National Council of Jewish Women, Louisville Section, honored Courier-Journal (C-J) reporter Deborah Yetter with the David Richart Pathway to Justice for Children Award at a program held on Wednesday, October 28, at The Temple.
Section President Joyce Bridge began the proceedings by recognizing Courier-Journal Editor Wes Jackson, former judge Jerry Bowles, State Representative Tom Burch and others who have assisted NCJW in its efforts to help better the lives of women, children and families for over 125 years.
Beth Salamon, state policy advocate for NCJW in Kentucky, reiterated the section’s core belief that progressive ideals put into action can improve the world. In 1975, NCJW and the late David Richart co-sponsored creation of Kentucky Youth Advocates (KYA), to be the independent voice of Kentucky’s children. Richart became KYA’s founding executive director, and when he died in 2011, NCJW established a committee in his name to advocate for the state’s children and recognize those who have worked on their behalf.
In 2014, the Richart Committee hosted a three-part educational series on the Kentucky’s Child Welfare System and reported that transparency is critical to overseeing the child welfare system and holding those involved accountable.
The committee has been advocating for several bills and recently filed an Amicus Curiae (Friend of the Court) brief in a lawsuit filed by the C-J and the Lexington Herald against the Cabinet for Health and Human Services seeking records of cases where abuse and neglect resulted in child fatality or near fatality. The case had been argued earlier in the day by C-J attorney Jon Fleischaker and a decision is expected in 30-60 days.
Former C-J editor Pam Platt, presented the Richart Award to Yetter. “Debbie never stops,” Platt noted. “She documents, studies, researches, interviews and uses that information to write editorials. Her work has saved lives and her dedication to craft reflects glorious and heroic work.”
Yetter began her remarks by thanking NCJW for its longtime efforts to make life better for Kentucky’s children. She recalled sitting in the audience in 2012 when Representative Burch received the inaugural Pathways Award and was humbled to be the second recipient.
She traced her involvement with the state welfare system to a single case involving a youth in state custody who became a juvenile offender for continually running away. His public defender, Harry Rothgerber, who also was a KYA founder and served on its board for many years, asked her to research the case and she found the organization an invaluable resource for her work on that report and for others as well.

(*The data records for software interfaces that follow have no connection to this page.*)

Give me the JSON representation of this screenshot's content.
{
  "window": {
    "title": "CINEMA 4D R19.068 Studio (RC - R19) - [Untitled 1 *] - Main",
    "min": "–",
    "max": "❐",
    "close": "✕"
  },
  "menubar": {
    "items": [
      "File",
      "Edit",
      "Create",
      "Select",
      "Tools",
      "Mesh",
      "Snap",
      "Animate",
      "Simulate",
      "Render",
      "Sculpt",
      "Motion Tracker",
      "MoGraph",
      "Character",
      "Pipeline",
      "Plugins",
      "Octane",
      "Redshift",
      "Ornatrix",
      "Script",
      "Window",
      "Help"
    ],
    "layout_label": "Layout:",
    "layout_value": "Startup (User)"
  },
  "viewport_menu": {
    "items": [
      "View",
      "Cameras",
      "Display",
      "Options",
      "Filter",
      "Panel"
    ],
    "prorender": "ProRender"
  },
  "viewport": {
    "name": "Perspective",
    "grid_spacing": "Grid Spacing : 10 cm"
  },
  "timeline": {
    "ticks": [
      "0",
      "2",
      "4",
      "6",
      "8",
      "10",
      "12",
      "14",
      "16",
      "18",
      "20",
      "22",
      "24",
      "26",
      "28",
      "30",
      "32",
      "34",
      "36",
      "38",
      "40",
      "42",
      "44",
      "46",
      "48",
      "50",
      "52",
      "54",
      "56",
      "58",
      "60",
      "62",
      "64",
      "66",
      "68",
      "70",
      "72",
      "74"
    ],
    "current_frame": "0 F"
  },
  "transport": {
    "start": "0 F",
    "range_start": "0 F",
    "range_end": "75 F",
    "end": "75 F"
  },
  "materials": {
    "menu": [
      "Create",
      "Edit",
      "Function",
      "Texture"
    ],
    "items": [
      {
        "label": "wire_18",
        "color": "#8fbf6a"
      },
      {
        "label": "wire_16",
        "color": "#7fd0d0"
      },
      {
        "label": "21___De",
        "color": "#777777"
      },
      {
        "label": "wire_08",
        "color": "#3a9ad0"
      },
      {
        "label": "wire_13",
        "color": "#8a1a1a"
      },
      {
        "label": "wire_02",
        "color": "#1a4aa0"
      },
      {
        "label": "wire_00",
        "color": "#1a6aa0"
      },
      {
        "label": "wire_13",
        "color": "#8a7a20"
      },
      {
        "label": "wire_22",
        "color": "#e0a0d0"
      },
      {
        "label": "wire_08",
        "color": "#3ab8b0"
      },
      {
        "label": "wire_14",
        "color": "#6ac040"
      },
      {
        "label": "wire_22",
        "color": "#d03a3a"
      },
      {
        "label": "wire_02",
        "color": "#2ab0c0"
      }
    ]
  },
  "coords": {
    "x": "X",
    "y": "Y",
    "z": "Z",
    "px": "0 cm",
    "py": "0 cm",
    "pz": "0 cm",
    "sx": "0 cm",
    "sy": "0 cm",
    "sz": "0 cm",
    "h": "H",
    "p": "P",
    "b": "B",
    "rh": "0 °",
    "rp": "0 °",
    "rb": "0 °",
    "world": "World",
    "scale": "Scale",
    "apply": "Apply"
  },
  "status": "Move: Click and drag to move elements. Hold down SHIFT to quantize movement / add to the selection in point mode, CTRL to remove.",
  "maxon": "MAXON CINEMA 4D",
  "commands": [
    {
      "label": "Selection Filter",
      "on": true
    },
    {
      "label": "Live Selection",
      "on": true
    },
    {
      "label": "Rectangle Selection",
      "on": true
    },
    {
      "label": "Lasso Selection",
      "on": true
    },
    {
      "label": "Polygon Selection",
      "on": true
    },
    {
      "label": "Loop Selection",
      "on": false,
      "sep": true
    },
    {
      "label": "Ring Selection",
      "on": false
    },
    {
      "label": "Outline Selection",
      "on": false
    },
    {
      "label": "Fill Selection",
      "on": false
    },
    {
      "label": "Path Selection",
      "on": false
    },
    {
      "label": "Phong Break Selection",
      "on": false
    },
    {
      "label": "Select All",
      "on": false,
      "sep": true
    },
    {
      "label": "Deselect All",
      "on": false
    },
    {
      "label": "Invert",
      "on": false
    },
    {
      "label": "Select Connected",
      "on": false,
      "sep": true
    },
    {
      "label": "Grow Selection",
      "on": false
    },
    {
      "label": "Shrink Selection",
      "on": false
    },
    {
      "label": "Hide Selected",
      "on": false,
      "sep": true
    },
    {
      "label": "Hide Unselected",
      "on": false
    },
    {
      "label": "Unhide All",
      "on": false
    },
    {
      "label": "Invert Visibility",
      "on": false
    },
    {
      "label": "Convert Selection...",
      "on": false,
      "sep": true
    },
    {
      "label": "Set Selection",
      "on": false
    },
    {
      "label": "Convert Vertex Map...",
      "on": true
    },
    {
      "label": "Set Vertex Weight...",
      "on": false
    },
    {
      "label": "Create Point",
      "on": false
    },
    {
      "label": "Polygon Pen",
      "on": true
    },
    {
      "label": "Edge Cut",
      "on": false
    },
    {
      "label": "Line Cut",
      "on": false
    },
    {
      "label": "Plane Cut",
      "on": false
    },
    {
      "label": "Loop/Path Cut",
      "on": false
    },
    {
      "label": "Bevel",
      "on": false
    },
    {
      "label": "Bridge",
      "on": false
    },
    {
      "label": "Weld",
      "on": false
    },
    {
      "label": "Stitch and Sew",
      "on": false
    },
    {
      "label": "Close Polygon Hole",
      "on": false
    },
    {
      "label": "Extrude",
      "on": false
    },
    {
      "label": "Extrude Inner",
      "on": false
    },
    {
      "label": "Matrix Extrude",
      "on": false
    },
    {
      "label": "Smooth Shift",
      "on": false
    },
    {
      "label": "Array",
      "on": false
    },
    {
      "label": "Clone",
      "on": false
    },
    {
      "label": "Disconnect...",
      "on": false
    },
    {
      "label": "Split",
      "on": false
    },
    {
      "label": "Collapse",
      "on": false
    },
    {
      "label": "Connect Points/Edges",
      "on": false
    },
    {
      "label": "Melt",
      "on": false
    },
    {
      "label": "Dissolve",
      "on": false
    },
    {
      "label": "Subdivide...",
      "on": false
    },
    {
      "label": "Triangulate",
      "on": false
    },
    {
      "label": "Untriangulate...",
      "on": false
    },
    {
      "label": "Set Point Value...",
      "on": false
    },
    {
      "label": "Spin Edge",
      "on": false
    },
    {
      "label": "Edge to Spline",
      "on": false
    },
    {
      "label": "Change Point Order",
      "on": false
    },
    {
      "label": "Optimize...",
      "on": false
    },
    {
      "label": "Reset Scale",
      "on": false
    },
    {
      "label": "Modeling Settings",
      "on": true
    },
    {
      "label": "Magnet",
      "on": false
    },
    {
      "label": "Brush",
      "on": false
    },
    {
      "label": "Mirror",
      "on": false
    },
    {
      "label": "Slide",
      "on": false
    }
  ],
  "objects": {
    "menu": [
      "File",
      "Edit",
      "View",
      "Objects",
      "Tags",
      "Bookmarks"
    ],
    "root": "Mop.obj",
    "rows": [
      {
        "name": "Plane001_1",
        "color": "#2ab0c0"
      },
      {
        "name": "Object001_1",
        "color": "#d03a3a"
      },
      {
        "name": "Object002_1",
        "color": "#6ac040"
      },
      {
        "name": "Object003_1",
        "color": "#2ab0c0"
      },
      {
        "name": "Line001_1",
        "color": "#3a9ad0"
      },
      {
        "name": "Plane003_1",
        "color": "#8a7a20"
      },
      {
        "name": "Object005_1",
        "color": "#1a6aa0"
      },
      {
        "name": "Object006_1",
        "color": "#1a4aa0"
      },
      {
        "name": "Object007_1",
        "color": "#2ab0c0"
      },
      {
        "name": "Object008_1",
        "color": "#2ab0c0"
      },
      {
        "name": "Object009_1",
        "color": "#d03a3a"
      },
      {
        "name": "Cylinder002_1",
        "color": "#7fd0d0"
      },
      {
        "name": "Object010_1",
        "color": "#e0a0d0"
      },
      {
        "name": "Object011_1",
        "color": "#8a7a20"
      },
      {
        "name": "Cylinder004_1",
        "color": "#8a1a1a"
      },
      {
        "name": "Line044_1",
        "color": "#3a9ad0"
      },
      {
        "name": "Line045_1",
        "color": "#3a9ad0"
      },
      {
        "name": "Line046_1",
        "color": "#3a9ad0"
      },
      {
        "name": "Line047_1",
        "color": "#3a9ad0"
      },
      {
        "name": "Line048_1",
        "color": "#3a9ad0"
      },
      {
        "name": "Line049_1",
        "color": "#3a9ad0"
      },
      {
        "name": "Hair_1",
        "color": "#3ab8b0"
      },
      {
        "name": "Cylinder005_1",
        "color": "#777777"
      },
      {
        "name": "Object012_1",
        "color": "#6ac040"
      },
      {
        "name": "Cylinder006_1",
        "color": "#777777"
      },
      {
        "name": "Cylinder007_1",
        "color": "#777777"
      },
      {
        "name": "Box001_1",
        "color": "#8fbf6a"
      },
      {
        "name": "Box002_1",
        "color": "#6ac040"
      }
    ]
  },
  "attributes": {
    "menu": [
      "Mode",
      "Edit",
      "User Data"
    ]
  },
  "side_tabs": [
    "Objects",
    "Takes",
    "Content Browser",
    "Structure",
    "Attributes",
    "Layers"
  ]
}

“That led me to David,” she said, “who understood the state’s child welfare system and could speak as an independent advocate.” She went on to write what became an ongoing series of stories about the state’s troubled child protection system – issues that continue to this day. A reporter for more than 30 years, Yetter has spent much of that time covering child abuse, neglect, social services and juvenile justice.
“In thinking about David,” she said, “the Council and this award, it struck me how events and people in our lives intertwine, in this case for the common good. Here I am some 20 years later accepting an award named after David from NCJW, which helped found Kentucky Youth Advocates along with Harry and many others.
“In the interim,” she continued, “Kentucky Youth Advocates has grown into a highly respected, independent research, policy and advocacy group for Kentucky’s children and the Council deserves credit for its vision in helping to organize it nearly 40 years ago.
“This morning,” she added, “I joined with others in Lexington to hear The Courier-Journal, Herald Leader and Todd County Standard argue before the state Court of Appeals over whether the state Cabinet for Health and Family Services can withhold certain information in the cases of children who die or are nearly killed from abuse or neglect. Both gubernatorial candidates promise change by dividing the Cabinet into several parts.”
“I would like to say the system today is better and in many ways it is,” Yetter observed. “But all of you involved in this field know of the acute shortage of resources for children and families and the near-crisis conditions of the state social service system that spill into family courts every day. The only real way to force officials and the public to acknowledge this, I believe, is to force them to look at it. And the best way to do that is through access to courts and records of cases.”
The Richart Committee is co-chaired by Jane Emke and Sonia Levine.